While the benefits to all retailers in question are clear, and the consumer is the ultimate winner, the question that remains is, how will these partnerships evolve the retail landscape and the way consumers shop for beauty?
Sweeping changes are in store for our industry’s future, and opportunities abound as we enter the new year.
The increase in promotions has overwhelmed the prestige beauty market, with nearly every week in 2020 holding some sort of retailer promotion. Good or bad, consumers have been reacting all year to the value proposition of promotional activity.
What does this mean for the year ahead?
We have reached a point of no return here in the U.S. and should look to Europe to understand what insights we can learn from a market known for high promotional activity.
What We Can Expect for Fragrance, Makeup & MoreFrom a category perspective, fragrance has turned out to be the unsung hero, experiencing an astounding recovery in the back half of this past year. How will this dynamic play out in 2021? If demand continues at the pace it’s been since August, signs are good for a better year ahead.
Signs are not so good right now for the makeup category in the short term, but the long-term possibilities are more positive. There are several indicators we are watching that would impact makeup performance, including the recovery of key cities.
But a big one is the return to experience spending. When we return to this (and we will, eventually), it should be a boon to the makeup category as consumers venture out again.
However, if we stay home well into next year, products tied to self-care should continue to be a bright spot in beauty. Some of the strongest performing categories as we closed the year were the tried-and-true of lockdown—hand soaps, home scents, facial devices, and hair care as examples. Both skin care and hair care stand to benefit from this the most as we head into 2021.
Of course, nothing could have prepared us for the enormous changes of 2020. There are certainly more changes in store as we head into 2021.
And yet, we must remember our consumer is our constant. The great news is that they intend to come back to us. Across every beauty category in decline right now, consumers are telling us that they will resume normal usage when routines go back to normal.
Until that happens, how can beauty become an escape, a safe space, and a return to normalcy in itself?
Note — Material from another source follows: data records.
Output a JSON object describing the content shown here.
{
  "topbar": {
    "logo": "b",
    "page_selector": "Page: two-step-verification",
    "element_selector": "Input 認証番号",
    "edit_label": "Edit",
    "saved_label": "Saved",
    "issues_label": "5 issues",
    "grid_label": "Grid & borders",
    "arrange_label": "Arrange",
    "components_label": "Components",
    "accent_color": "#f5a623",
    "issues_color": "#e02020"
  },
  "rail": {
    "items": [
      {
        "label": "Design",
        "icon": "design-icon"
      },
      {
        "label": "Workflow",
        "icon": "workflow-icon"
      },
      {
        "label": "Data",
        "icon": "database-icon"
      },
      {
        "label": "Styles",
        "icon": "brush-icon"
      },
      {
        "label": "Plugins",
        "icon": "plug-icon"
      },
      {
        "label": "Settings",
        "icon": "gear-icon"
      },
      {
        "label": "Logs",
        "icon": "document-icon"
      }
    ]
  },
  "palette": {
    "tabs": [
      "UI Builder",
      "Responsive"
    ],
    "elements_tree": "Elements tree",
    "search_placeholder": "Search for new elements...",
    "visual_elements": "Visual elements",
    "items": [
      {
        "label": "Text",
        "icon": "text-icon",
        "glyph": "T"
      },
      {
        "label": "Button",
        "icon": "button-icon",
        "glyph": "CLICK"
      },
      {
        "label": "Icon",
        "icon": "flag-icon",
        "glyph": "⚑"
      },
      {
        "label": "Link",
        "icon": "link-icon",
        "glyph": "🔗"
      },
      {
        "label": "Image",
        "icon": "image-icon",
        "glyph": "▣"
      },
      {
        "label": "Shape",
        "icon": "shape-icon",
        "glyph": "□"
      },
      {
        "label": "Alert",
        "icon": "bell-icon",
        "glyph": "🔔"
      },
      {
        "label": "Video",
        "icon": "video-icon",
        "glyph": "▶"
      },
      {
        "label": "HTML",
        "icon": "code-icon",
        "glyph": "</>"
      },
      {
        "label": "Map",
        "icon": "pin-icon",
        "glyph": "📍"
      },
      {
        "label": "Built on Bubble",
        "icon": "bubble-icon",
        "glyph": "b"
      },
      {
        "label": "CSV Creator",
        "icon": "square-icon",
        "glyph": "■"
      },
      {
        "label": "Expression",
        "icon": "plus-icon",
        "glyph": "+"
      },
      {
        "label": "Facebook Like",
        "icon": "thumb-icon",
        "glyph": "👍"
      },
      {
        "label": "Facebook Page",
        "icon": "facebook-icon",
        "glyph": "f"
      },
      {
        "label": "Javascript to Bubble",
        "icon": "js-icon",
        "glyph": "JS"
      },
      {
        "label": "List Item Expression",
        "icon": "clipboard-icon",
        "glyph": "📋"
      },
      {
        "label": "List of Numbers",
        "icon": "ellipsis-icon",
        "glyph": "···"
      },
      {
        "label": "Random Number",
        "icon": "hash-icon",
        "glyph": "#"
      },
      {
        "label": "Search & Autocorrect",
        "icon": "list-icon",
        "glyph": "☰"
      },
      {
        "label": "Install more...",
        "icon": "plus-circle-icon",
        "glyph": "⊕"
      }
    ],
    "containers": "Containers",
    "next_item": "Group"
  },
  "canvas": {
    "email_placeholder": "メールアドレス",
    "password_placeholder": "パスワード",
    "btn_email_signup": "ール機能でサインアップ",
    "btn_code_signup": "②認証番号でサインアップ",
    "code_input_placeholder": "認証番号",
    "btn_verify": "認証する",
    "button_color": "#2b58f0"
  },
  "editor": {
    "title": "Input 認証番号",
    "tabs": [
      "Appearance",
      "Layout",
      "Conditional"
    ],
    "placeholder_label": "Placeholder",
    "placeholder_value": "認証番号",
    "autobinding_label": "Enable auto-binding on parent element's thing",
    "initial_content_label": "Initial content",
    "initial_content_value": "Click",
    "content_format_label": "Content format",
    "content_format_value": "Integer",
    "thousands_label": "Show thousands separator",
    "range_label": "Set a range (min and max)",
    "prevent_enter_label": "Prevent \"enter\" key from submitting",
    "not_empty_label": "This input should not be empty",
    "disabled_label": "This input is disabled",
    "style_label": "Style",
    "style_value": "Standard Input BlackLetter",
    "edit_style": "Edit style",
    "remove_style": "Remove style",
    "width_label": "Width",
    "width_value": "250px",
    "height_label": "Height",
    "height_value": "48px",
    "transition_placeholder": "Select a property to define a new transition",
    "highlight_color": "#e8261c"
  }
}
Let’s not wait for normal to arrive. Let’s encourage our consumer to create it.
About the author:
Larissa Jensen is Vice President, Beauty Industry Advisor, The NPD Group—and a member of Beauty Packaging’s Board of Advisors